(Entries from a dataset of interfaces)
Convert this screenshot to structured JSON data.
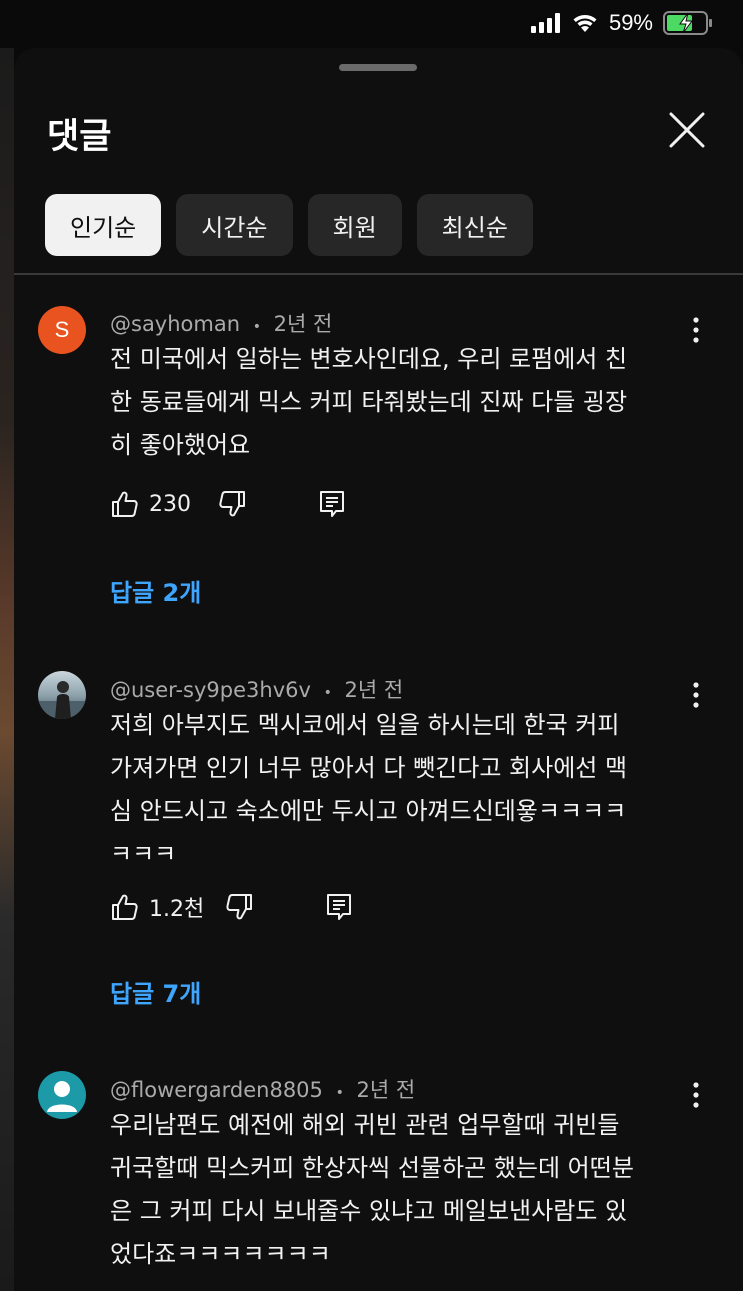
{
  "status": {
    "battery": "59%"
  },
  "header": {
    "title": "댓글"
  },
  "chips": [
    {
      "label": "인기순",
      "active": true
    },
    {
      "label": "시간순"
    },
    {
      "label": "회원"
    },
    {
      "label": "최신순"
    }
  ],
  "comments": [
    {
      "author": "@sayhoman",
      "sep": "•",
      "time": "2년 전",
      "avatar_letter": "S",
      "avatar_color": "#e8531f",
      "lines": [
        "전 미국에서 일하는 변호사인데요, 우리 로펌에서 친",
        "한 동료들에게 믹스 커피 타줘봤는데 진짜 다들 굉장",
        "히 좋아했어요"
      ],
      "likes": "230",
      "replies": "답글 2개"
    },
    {
      "author": "@user-sy9pe3hv6v",
      "sep": "•",
      "time": "2년 전",
      "lines": [
        "저희 아부지도 멕시코에서 일을 하시는데 한국 커피",
        "가져가면 인기 너무 많아서 다 뺏긴다고 회사에선 맥",
        "심 안드시고 숙소에만 두시고 아껴드신데욯ㅋㅋㅋㅋ",
        "ㅋㅋㅋ"
      ],
      "likes": "1.2천",
      "replies": "답글 7개"
    },
    {
      "author": "@flowergarden8805",
      "sep": "•",
      "time": "2년 전",
      "avatar_color": "#1c9aa8",
      "lines": [
        "우리남편도 예전에 해외 귀빈 관련 업무할때 귀빈들",
        "귀국할때 믹스커피 한상자씩 선물하곤 했는데 어떤분",
        "은 그 커피 다시 보내줄수 있냐고 메일보낸사람도 있",
        "었다죠ㅋㅋㅋㅋㅋㅋㅋ"
      ]
    }
  ]
}
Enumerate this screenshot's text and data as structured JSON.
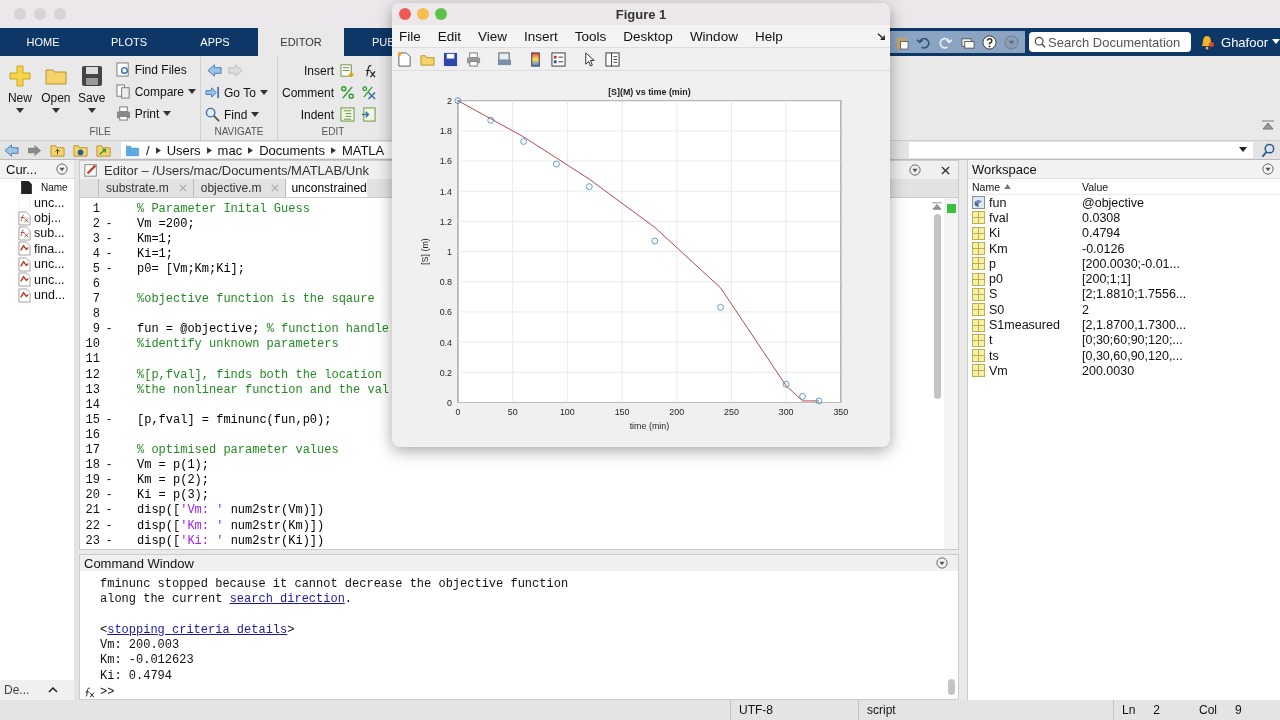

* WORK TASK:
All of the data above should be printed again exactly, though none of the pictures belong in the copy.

* RESULT FOR THIS EXERCISE:
Convert this screenshot to structured JSON data.
{
  "status": {
    "battery": "59%"
  },
  "header": {
    "title": "댓글"
  },
  "chips": [
    {
      "label": "인기순",
      "active": true
    },
    {
      "label": "시간순"
    },
    {
      "label": "회원"
    },
    {
      "label": "최신순"
    }
  ],
  "comments": [
    {
      "author": "@sayhoman",
      "sep": "•",
      "time": "2년 전",
      "avatar_letter": "S",
      "avatar_color": "#e8531f",
      "lines": [
        "전 미국에서 일하는 변호사인데요, 우리 로펌에서 친",
        "한 동료들에게 믹스 커피 타줘봤는데 진짜 다들 굉장",
        "히 좋아했어요"
      ],
      "likes": "230",
      "replies": "답글 2개"
    },
    {
      "author": "@user-sy9pe3hv6v",
      "sep": "•",
      "time": "2년 전",
      "lines": [
        "저희 아부지도 멕시코에서 일을 하시는데 한국 커피",
        "가져가면 인기 너무 많아서 다 뺏긴다고 회사에선 맥",
        "심 안드시고 숙소에만 두시고 아껴드신데욯ㅋㅋㅋㅋ",
        "ㅋㅋㅋ"
      ],
      "likes": "1.2천",
      "replies": "답글 7개"
    },
    {
      "author": "@flowergarden8805",
      "sep": "•",
      "time": "2년 전",
      "avatar_color": "#1c9aa8",
      "lines": [
        "우리남편도 예전에 해외 귀빈 관련 업무할때 귀빈들",
        "귀국할때 믹스커피 한상자씩 선물하곤 했는데 어떤분",
        "은 그 커피 다시 보내줄수 있냐고 메일보낸사람도 있",
        "었다죠ㅋㅋㅋㅋㅋㅋㅋ"
      ]
    }
  ]
}
Enumerate this screenshot's text and data as structured JSON.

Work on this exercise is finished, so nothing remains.